# Work to be completed:
Please copy every line from the records below that contains the string "date".

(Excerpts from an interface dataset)

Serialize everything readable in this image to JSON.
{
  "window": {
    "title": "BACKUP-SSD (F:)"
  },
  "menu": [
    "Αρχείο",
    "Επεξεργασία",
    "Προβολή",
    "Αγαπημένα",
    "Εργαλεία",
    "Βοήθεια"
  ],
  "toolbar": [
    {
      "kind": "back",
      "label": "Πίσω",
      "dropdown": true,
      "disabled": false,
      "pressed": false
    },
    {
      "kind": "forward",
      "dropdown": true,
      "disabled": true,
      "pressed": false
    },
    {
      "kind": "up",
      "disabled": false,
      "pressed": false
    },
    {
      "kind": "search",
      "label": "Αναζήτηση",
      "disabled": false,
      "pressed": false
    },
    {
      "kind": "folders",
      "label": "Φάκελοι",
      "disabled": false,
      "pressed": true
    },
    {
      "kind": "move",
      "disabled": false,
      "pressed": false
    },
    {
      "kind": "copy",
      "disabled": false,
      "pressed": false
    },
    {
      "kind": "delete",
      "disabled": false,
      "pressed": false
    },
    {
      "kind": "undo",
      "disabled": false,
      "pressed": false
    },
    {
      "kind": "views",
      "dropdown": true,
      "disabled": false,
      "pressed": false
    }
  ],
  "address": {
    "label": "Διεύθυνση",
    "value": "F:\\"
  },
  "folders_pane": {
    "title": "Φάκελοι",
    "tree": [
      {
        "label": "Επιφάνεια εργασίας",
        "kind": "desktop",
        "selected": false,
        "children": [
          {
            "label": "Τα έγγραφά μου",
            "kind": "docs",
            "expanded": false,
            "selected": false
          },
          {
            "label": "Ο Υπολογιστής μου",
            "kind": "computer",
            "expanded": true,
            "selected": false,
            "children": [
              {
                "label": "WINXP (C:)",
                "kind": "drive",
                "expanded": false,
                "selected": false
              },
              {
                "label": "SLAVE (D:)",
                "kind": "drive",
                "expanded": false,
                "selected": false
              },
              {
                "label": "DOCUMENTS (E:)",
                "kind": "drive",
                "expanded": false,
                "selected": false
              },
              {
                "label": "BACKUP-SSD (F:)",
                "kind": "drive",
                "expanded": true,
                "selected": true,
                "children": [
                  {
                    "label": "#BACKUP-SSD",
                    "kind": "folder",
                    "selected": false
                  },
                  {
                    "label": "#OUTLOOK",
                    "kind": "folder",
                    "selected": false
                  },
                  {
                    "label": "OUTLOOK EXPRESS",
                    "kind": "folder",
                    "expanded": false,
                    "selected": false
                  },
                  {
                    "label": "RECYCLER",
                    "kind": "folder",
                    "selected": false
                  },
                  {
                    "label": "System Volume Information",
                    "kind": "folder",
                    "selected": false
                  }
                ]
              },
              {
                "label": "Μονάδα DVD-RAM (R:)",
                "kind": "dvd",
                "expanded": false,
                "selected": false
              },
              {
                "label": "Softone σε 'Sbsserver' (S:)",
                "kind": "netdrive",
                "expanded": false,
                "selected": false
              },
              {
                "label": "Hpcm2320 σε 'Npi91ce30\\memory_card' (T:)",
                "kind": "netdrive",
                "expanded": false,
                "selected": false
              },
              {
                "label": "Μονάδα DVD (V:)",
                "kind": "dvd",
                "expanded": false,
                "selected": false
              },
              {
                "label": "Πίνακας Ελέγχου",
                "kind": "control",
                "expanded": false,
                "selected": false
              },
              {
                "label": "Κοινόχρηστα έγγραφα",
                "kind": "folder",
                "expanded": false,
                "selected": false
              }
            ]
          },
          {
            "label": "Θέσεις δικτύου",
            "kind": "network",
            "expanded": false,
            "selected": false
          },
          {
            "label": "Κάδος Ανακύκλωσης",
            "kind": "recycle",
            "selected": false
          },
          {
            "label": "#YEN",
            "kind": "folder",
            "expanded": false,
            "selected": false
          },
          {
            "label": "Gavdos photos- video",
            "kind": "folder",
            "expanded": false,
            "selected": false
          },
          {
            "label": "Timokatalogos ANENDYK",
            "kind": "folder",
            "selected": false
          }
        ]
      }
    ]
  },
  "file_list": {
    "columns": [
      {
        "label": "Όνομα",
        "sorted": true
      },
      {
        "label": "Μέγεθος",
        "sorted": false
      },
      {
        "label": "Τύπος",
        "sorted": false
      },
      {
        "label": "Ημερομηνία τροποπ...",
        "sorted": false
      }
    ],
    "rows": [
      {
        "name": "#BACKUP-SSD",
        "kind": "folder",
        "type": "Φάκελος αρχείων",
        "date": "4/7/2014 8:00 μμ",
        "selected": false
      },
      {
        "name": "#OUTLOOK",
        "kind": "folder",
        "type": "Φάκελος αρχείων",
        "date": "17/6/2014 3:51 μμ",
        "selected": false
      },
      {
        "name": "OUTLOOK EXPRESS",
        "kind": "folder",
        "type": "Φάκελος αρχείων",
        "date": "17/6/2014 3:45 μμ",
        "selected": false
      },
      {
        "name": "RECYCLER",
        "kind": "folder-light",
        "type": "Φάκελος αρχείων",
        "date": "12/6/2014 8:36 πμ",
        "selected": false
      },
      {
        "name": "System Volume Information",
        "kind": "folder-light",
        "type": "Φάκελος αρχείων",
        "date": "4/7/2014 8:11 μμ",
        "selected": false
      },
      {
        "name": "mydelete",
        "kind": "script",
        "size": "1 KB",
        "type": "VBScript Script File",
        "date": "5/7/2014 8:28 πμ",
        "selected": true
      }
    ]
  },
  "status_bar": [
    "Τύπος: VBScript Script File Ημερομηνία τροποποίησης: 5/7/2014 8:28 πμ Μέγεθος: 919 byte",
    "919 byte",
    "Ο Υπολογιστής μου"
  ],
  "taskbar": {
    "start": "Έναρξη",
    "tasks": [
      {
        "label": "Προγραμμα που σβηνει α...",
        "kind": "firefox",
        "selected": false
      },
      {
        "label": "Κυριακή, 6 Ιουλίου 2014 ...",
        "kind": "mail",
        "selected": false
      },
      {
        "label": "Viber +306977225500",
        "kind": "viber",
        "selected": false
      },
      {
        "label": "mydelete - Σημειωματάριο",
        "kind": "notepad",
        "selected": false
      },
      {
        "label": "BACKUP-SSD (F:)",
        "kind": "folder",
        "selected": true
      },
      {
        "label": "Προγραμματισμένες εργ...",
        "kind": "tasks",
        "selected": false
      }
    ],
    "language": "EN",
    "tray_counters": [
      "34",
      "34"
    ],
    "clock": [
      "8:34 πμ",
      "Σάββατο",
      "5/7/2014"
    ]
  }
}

# Answer to this task:
        "date": "4/7/2014 8:00 μμ",
        "date": "17/6/2014 3:51 μμ",
        "date": "17/6/2014 3:45 μμ",
        "date": "12/6/2014 8:36 πμ",
        "date": "4/7/2014 8:11 μμ",
        "date": "5/7/2014 8:28 πμ",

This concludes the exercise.